I’ve always written females that are outspoken and definitely do not shy away from controversy. They say that authors write what they know, and I’ve never been the silent type. Early report cards indicated that I needed to be quieter in class. J Today I tend to write my female characters the way I would hope to be if I found myself in the same scenarios, and I hope that my readers can see themselves in both the character’s struggles and successes. And of course, I always want my heroes to be dark and brooding, mysterious and complex – don’t we all! – so that’s a characterization I stick with in various forms. While the men tend to look the same, I’m working on a different genre and I tried to go with a different look for my heroine but I missed her long red hair, so I’m back to that with her. It’s a look I love.
Are there any hidden messages or morals contained in your books? (Morals as in like Aesops Fables type of "The moral of this story is ...")
In A Time Apart, there is a scene where William feeds Olivia a pretty lavish meal, much to her amusement. In the course of dinner, they have a conversation about religion, or lack thereof. I don’t know that I would call what is revealed in that conversation a moral, nor is it certainly hidden, but it’s definitely a point I wanted to make about my characters.
Which format of book do you prefer, eBook, hardback, or paperback?
For ease of purchase and reading, I am an e-book convert. I do love a hardback though for my bookshelves, the heavier and more gorgeous the cover the better.
What is your favorite book and Why? Have you read it more than once? Do you think books transfer to movies well? Which is you favorite/worst book to movie transfer?
Depending on my mood, I have a few favorites, which I have read multiple times.
Interview with a Vampire is what set me on my love of the paranormal. I have yet to read an author that can invoke the feel of New Orleans, a city I adore, quite the way that Anne Rice did in that novel.

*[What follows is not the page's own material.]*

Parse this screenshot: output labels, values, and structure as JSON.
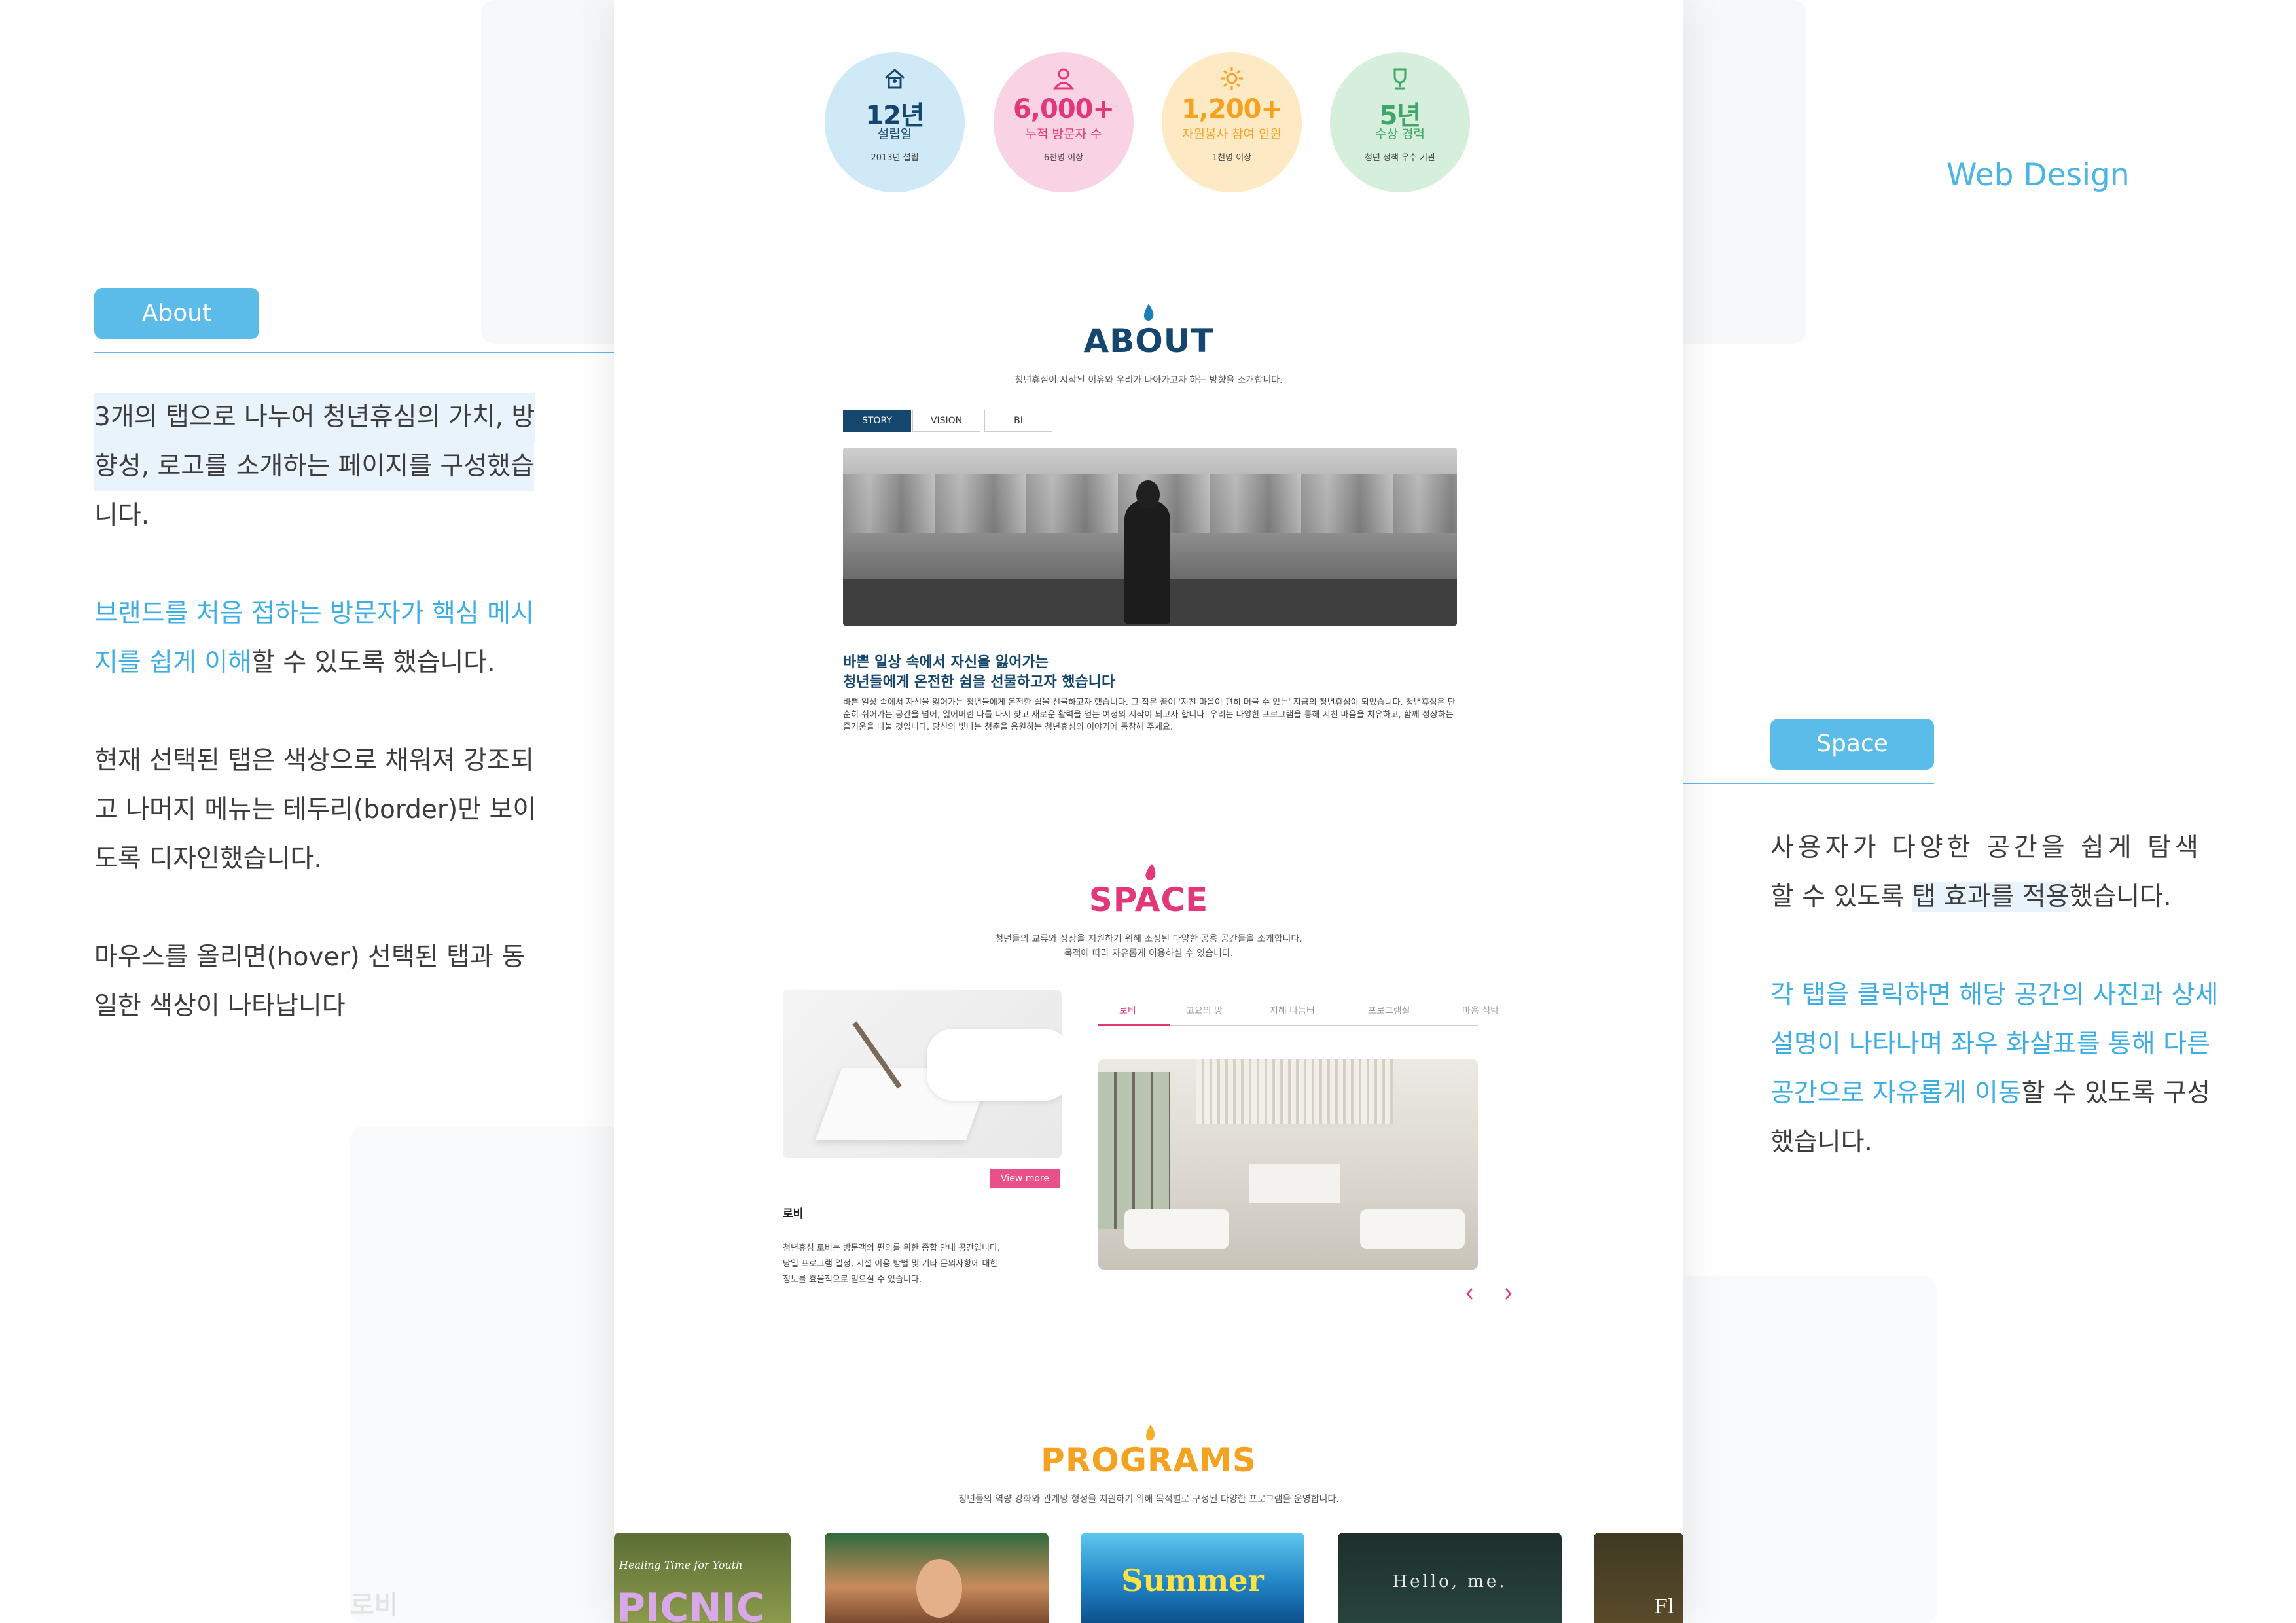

Another favorite, albeit an unoriginal one right now, is Outlander. I’m a sucker for a highlander with a heart of gold and Jamie Fraser is the perfect embodiment of what I like to see in that sort of male character. I was very worried about the TV version of the show, but it has surpassed my expectations. I daresay that I like Claire even better now than I did in the pages of Gabaldon’s version. Bravo to Ron D. Moore and Caitriona Balfe for elevating such a beloved character. And Sam Heughan, despite my earliest skepticism, is absolute perfection in the role.
Another favorite of mine is A Discovery of Witches by Deborah Harkness. When the third book in the series came out last year I re-read the first two, devouring them quicker than I did the first time I read them. I love the varying paranormal aspects and the history that Harkness invokes in her tale. I recently read that the All Souls Trilogy is going to be developed into a TV series by BBC so I am waited with baited breath.

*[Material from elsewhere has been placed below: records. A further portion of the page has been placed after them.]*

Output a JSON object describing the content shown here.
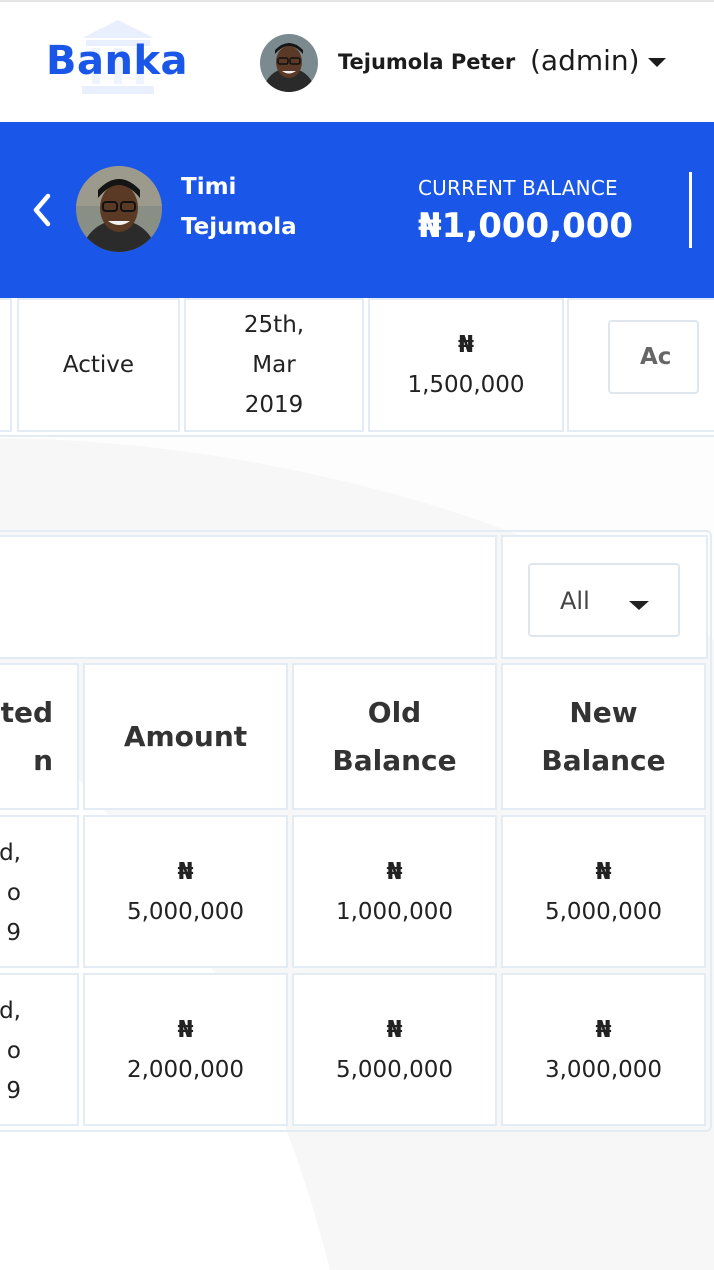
{
  "brand": {
    "name": "Banka",
    "accent": "#1a56e8"
  },
  "user": {
    "name": "Tejumola Peter",
    "role": "(admin)"
  },
  "banner": {
    "client_first_name": "Timi",
    "client_last_name": "Tejumola",
    "balance_label": "CURRENT BALANCE",
    "balance_value": "₦1,000,000"
  },
  "account_info": {
    "status": "Active",
    "date_line1": "25th,",
    "date_line2": "Mar",
    "date_line3": "2019",
    "currency_symbol": "₦",
    "amount": "1,500,000",
    "action_label": "Ac"
  },
  "filter": {
    "value": "All"
  },
  "table": {
    "headers": {
      "date_line1": "ted",
      "date_line2": "n",
      "amount": "Amount",
      "old_balance_line1": "Old",
      "old_balance_line2": "Balance",
      "new_balance_line1": "New",
      "new_balance_line2": "Balance"
    },
    "rows": [
      {
        "date_line1": "d,",
        "date_line2": "o",
        "date_line3": "9",
        "currency": "₦",
        "amount": "5,000,000",
        "old_balance": "1,000,000",
        "new_balance": "5,000,000"
      },
      {
        "date_line1": "d,",
        "date_line2": "o",
        "date_line3": "9",
        "currency": "₦",
        "amount": "2,000,000",
        "old_balance": "5,000,000",
        "new_balance": "3,000,000"
      }
    ]
  }
}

Your favorite singer/group is?
Kelly Clarkson is my queen, followed closely by Miranda Lambert.
Rebecca Caudill read her first novel when she was just four years old and has been hooked on books ever since. When she wasn't writing her own stories, she was sneaking copies of her mom's paperbacks to read late into the night.

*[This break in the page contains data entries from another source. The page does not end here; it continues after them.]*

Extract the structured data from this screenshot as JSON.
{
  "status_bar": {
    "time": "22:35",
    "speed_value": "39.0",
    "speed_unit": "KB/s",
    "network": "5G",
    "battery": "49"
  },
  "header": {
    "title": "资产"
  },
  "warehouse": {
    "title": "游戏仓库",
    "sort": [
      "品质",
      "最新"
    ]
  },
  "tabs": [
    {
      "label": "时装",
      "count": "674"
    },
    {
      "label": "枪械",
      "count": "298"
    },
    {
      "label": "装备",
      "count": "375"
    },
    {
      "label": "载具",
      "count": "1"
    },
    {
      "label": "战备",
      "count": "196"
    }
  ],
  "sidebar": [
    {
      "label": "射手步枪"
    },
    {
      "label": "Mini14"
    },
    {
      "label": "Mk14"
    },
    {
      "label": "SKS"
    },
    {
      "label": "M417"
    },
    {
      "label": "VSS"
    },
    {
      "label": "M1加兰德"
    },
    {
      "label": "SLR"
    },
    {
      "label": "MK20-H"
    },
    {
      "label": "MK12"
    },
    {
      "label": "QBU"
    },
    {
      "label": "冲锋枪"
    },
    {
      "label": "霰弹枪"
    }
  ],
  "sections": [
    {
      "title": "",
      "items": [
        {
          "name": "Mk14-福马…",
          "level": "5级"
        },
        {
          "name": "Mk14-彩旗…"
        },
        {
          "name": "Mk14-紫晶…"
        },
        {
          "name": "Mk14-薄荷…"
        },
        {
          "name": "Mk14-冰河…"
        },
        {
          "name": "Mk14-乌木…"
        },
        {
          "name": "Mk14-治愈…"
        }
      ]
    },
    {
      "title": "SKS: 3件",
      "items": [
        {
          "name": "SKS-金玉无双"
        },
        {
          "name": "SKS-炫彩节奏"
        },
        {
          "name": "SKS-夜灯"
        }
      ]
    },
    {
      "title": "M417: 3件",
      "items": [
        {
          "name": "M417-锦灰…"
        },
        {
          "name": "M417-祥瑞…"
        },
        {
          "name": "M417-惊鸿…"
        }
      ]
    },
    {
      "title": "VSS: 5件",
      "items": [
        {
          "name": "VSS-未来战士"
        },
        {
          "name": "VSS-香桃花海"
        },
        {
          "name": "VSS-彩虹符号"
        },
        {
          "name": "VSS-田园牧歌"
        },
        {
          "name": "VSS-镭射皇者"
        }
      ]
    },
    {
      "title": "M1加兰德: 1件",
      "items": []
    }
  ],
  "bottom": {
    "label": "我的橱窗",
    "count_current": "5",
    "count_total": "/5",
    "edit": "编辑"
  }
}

Fast forward several years later and Rebecca graduated from the University of Pittsburgh with a B.A. in Journalism and a minor in English Lit, which gave her new insight into the written word. Following college, Rebecca embarked on a career in tech PR in the famed Silicon Valley, which eventually led to her leading Global R&D communications for a Fortune 500 company that everyone knows by name. Finally, after more than a decade of writing words ascribed to other people, in December 2014 she quit her job to pursue writing full time.
Today Rebecca lives with her husband and beautiful-but-neurotic cat in Oakland, California. When not creating fictional worlds inhabited by strong women, rakes, rogues, and dashing heroes, she is planning her next vacation, trying out new recipes, or drinking Islay scotch.
Blog – http://www.rebeccancaudill.com
Twitter - @rebecca_caudill
Facebook - https://www.facebook.com/rebeccancaudill
Goodreads - https://www.goodreads.com/author/show/13488550.Rebecca_N_Caudill
Pinterest – https://www.pinterest.com/rebeccancaudill/